QID emoji (from Re: The encoding of flags)

William_J_G Overington wjgo_10009 at btinternet.com
Fri Oct 8 07:30:23 CDT 2021

Rebecca Bettencourt wrote:

> Having it work properly everywhere would only happen if Unicode 
> approved it or a third party with the clout of Apple or Google 
> implemented it. And...

>> If there was sufficient user demand for it.

Sort of like the Webdings glyphs.

Is it the case that Microsoft of its own decision, nothing to do with an 
existing user demand, designed the Webdings glyphs, put them in a font 
and bundled the font as a "free with" font in with the Windows operating 
system? So end users found them available, then used them, so then they 
were widely used.

If I remember correctly, when those glyphs were later proposed to be 
encoded into The Unicode Standard, there was a little speculation from 
outsiders as to whether some other large businesses would object, but in 
the event they did not.

However, suspending your disbelief to the extent necessary as if 
watching Star Trek with its holodeck, suppose some people read my novels 
and consider that they would like a system as in the novels all 
implemented in real life unambiguously and interoperably between 
platforms in email systems and web pages and on mobile telephones, how 
could that "user demand" have any effect when the idea is not originated 
BY a big business, nor AT a university, but by someone NOT representing 
an organization?

What does "sufficient" in the phrase "sufficient user demand" mean in 

Is the bar so high as to be unreachable in practice?

William Overington

Friday 8 October 2021

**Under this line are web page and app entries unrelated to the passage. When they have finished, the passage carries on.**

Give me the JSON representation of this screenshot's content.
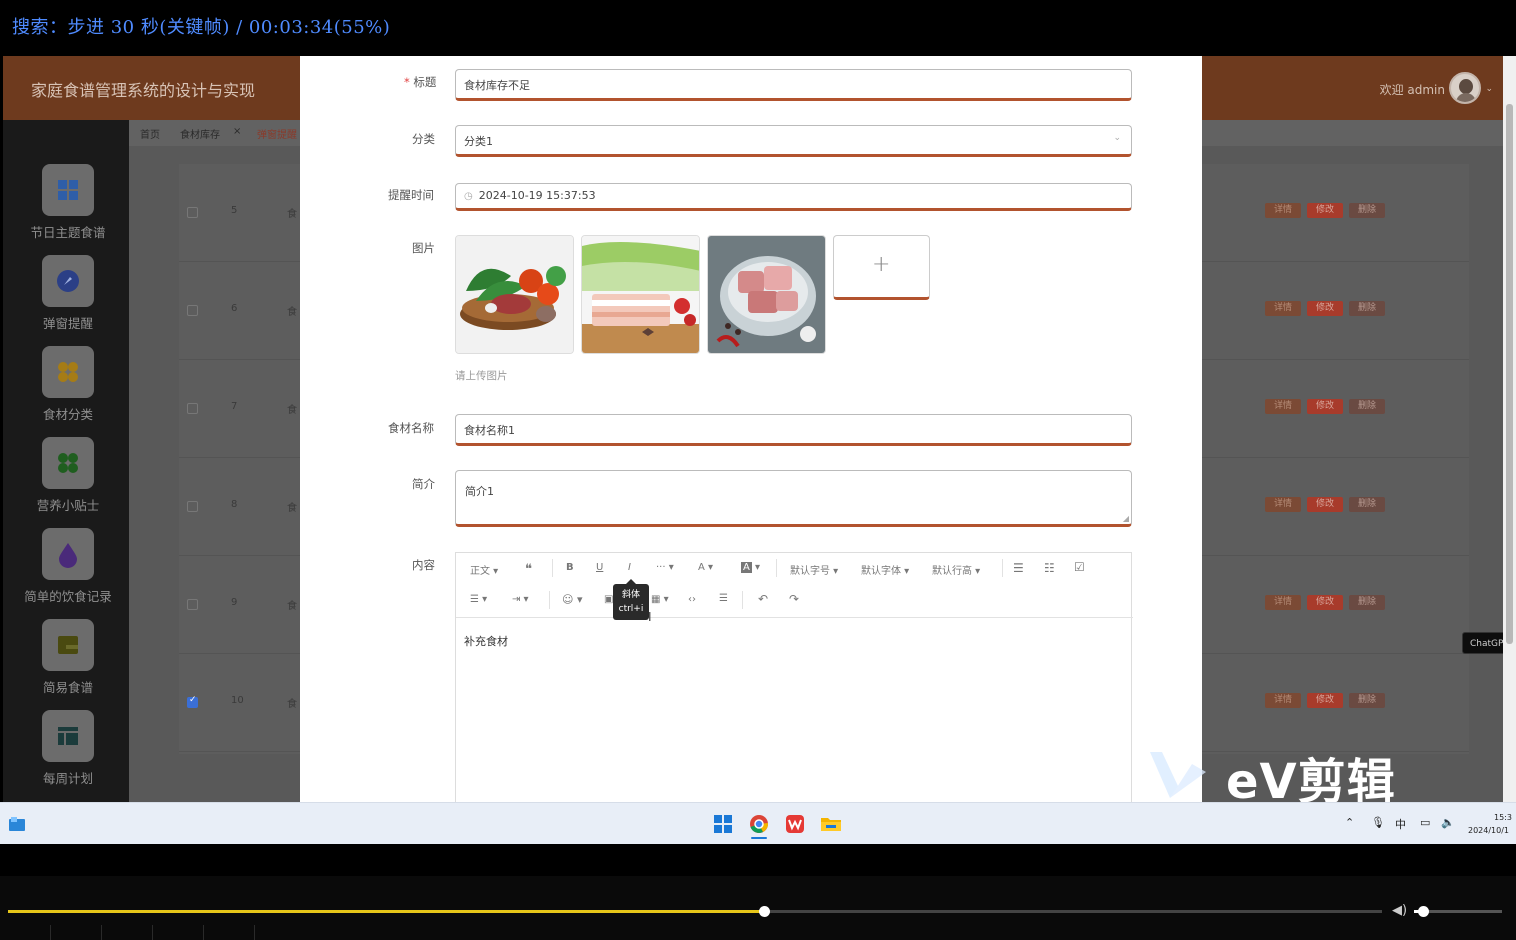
{
  "player": {
    "banner_text": "搜索：步进 30 秒(关键帧) / 00:03:34(55%)",
    "progress_percent": 55,
    "volume_percent": 10
  },
  "app": {
    "title": "家庭食谱管理系统的设计与实现",
    "welcome": "欢迎 admin",
    "sidebar": {
      "items": [
        {
          "label": "节日主题食谱",
          "icon": "grid-icon"
        },
        {
          "label": "弹窗提醒",
          "icon": "compass-icon"
        },
        {
          "label": "食材分类",
          "icon": "four-dots-icon"
        },
        {
          "label": "营养小贴士",
          "icon": "four-dots-green-icon"
        },
        {
          "label": "简单的饮食记录",
          "icon": "drop-icon"
        },
        {
          "label": "简易食谱",
          "icon": "wallet-icon"
        },
        {
          "label": "每周计划",
          "icon": "layout-icon"
        }
      ]
    },
    "tabs": [
      {
        "label": "首页"
      },
      {
        "label": "食材库存",
        "close": "×"
      },
      {
        "label": "弹窗提醒"
      }
    ],
    "table": {
      "rows": [
        {
          "num": "5",
          "text": "食",
          "checked": false
        },
        {
          "num": "6",
          "text": "食",
          "checked": false
        },
        {
          "num": "7",
          "text": "食",
          "checked": false
        },
        {
          "num": "8",
          "text": "食",
          "checked": false
        },
        {
          "num": "9",
          "text": "食",
          "checked": false
        },
        {
          "num": "10",
          "text": "食",
          "checked": true
        }
      ],
      "actions": {
        "detail": "详情",
        "edit": "修改",
        "delete": "删除"
      }
    },
    "chatgpt_tab": "ChatGP"
  },
  "form": {
    "title_label": "标题",
    "title_required_mark": "*",
    "title_value": "食材库存不足",
    "category_label": "分类",
    "category_value": "分类1",
    "remind_time_label": "提醒时间",
    "remind_time_value": "2024-10-19 15:37:53",
    "image_label": "图片",
    "upload_hint": "请上传图片",
    "ingredient_name_label": "食材名称",
    "ingredient_name_value": "食材名称1",
    "intro_label": "简介",
    "intro_value": "简介1",
    "content_label": "内容",
    "editor": {
      "toolbar_row1": [
        "正文",
        "❝",
        "B",
        "U",
        "I",
        "···",
        "A",
        "A",
        "默认字号",
        "默认字体",
        "默认行高"
      ],
      "tooltip_title": "斜体",
      "tooltip_shortcut": "ctrl+i",
      "body_text": "补充食材"
    }
  },
  "watermark": {
    "text": "eV剪辑"
  },
  "taskbar": {
    "ime": "中",
    "time": "15:3",
    "date": "2024/10/1"
  }
}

-------------- next part --------------
An HTML attachment was scrubbed...
URL: <https://corp.unicode.org/pipermail/unicode/attachments/20211008/47338c65/attachment.htm>

More information about the Unicode mailing list